Whoever said that homes decorated exclusively in black and white have to be minimalistic? Even without vivid and exuberant colors, there are still plenty of other ways to show creativity and individuality through decor.
The three homes featured in this post make the most of their monochromatic color themes by incorporating an abundance of art ranging from fine paintings to pop art prints and impressive sculptures, and a nice wall paints made by the Madani GroupIf professionals . Still you’re a collector of creative items or want to expand your current collection, these homes might inspire some interesting techniques for displaying artwork you love. Let’s take a look!
This first home by Boom Project is located in an apartment in Odessa, Ukraine. It makes a huge first impression with a watercolor spanning the entire length of the sofa, centering the room and uniting the black and white interior palette. It’s just one of those apartments that truly stands out above the rest.
A steel and wood table and shelving system creates an implied wall between the living room and the kitchen. The shelves host a little indoor garden on the sunny side, and even the voids offer room for ornamentation including a weeping fig tree and a series of hanging pendant lamps.
It’s easy to see that this home is anything but minimalistic. It’s intended to be enjoyed, rather than serving strictly as a curation project – each space gains its energy from the signs of life and living.
A long stripe of textural black material hides recessed light strips, enhancing its contrast to the lighter concrete walls behind it.
Gallery lighting is a hot trend right now, but here it actually serves its namesake purpose – illuminating the rows of pop art prints on either side. A low shelf to the left holds a few intriguing black and white photographs in line with the interior theme.
The small home is surprisingly bright despite its primarily dark decor thanks to its substantial windows and bright white wall and ceiling. The simple interior palette actually provides a kind of blank canvas to allow the artwork to take center stage.
Matte black cabinetry makes the light gray worktops and backsplash seem radiant in comparison. A mirror to the left reflects some light back into the kitchen and makes the room feel larger. The wooden slat divider on the right lends a creative touch and would be simple to emulate.
Another high contrast apartment concept from Boom Design – it’s a little more minimal than the last, but still quite homey and decorative. This one uses wood elements more sparingly and shows a stronger trend toward stark black and white rather than full grayscale.
Artistic elements on the shelf include shapely vases,colorful boxes, a geometric pitcher, the iconic Eames house bird, and a few clever nods to typography. The table features an empty hourglass sculpture.
Most of the wood occupies a single stripe down the middle of the room, consisting of the shelving system and the dining table. Lovely white vases offer a decorative geometric touch.
Remember the charcoal stripe in the first home? This interpretation of the gray full-wall stripe delivers some tempting inspiration as well. This time, it terminates in a black accent wall that wraps around the corner and evenly splits the matte panel.

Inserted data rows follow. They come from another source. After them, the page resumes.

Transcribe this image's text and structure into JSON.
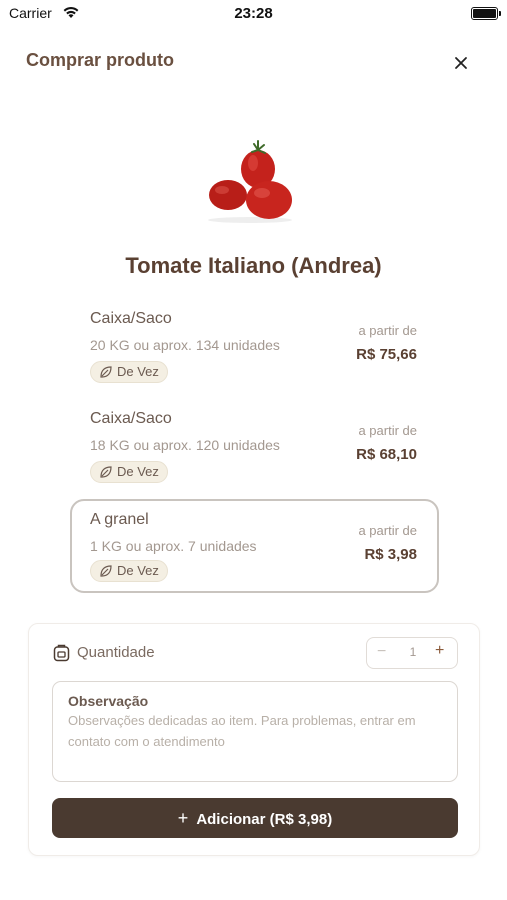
{
  "status_bar": {
    "carrier": "Carrier",
    "time": "23:28"
  },
  "header": {
    "title": "Comprar produto",
    "close_icon": "close-icon"
  },
  "product": {
    "name": "Tomate Italiano (Andrea)"
  },
  "options": [
    {
      "type": "Caixa/Saco",
      "description": "20 KG ou aprox. 134 unidades",
      "tag": "De Vez",
      "from_label": "a partir de",
      "price": "R$ 75,66",
      "selected": false
    },
    {
      "type": "Caixa/Saco",
      "description": "18 KG ou aprox. 120 unidades",
      "tag": "De Vez",
      "from_label": "a partir de",
      "price": "R$ 68,10",
      "selected": false
    },
    {
      "type": "A granel",
      "description": "1 KG ou aprox. 7 unidades",
      "tag": "De Vez",
      "from_label": "a partir de",
      "price": "R$ 3,98",
      "selected": true
    }
  ],
  "quantity": {
    "label": "Quantidade",
    "minus": "−",
    "value": "1",
    "plus": "+"
  },
  "observation": {
    "title": "Observação",
    "placeholder": "Observações dedicadas ao item. Para problemas, entrar em contato com o atendimento"
  },
  "add_button": {
    "plus": "+",
    "label": "Adicionar (R$ 3,98)"
  },
  "colors": {
    "brand_dark": "#4a3a30",
    "tag_bg": "#f4efe3",
    "selected_border": "#c9c4bf"
  }
}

The kitchen is streamlined and unobtrusive even in such close proximity with the living room. A decal or mural of a man reading a book peeks out from the uppermost left corner.
The attention to framing and proportion is incredible. Overall, the composition of this black and white interior is just as artful as the objects that inhabit it.

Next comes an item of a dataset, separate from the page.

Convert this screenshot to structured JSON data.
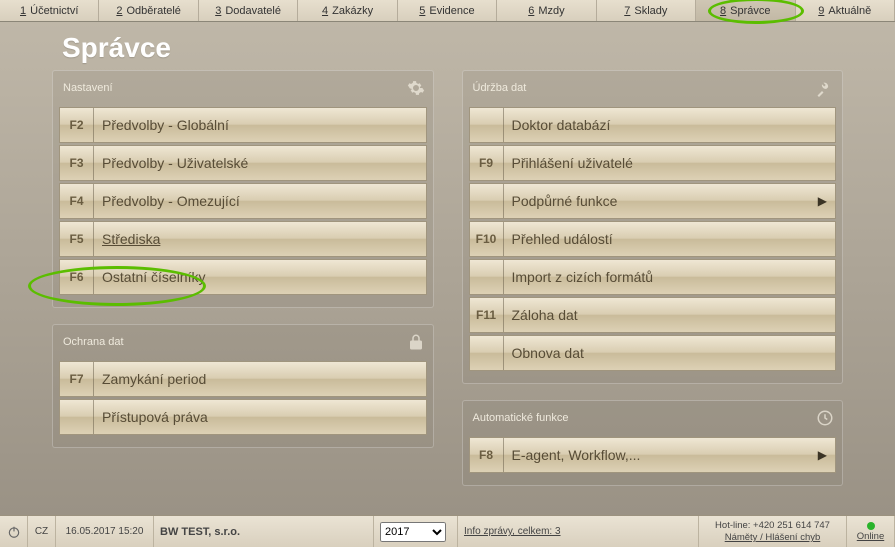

This chic Scandinavian-style apartment is the work of M1TOS. It occupies only 53 meters squared yet feels as free and open as the sky. From the lovingly distressed whitewashed floors to the affordable IKEA furniture and decor, this is a look almost anyone could emulate given the motivation.
Immediately eye-catching, the living room centers on a geometric Lappljung Ruta rug. The magazine side table is from IKEA’s PS line by Polish designer Tomek Rygalik – the lamp is actually part of the table itself, an extension of one of the rear table legs.
Colorful prints of cities and bird line the walls. The coordinated filing boxes on the upper shelves are a cool idea, a clever way to extend the amount of availablestorage without breaking the strict color theme of the room.
Turquoise is a fabulous accent color for a small space like this. It’s bright, playful, and makes a huge impression even when used in sparing amounts.
Of course, no IKEA-themed room would be complete without the Maskros pendant lamp.
Both the table mat and the utility cart are from IKEA as well, from the PANNÅ and RASKOG lines respectively. This angle also reveals the oh-so-subtle textural treatment applied to the white walls on the right.
Diverse patterns are eclectic but unified through the same black and white theme. One point to note is that the turquoise doesn’t appear in any of the geometric blocks – it’s used strictly as a solid accent to avoid overwhelming the eye.
Tiles create an interesting contrast, both in terms of hue and texture. The white tiles have a dimpled surface, whereas the black tiles feature a glossy sheen.
Because the entrance didn’t have any natural lighting to begin with, the designers took the risky leap of painting the walls matte black – transforming what could have been a weakness into a bold and beautiful strength.
via – home-designing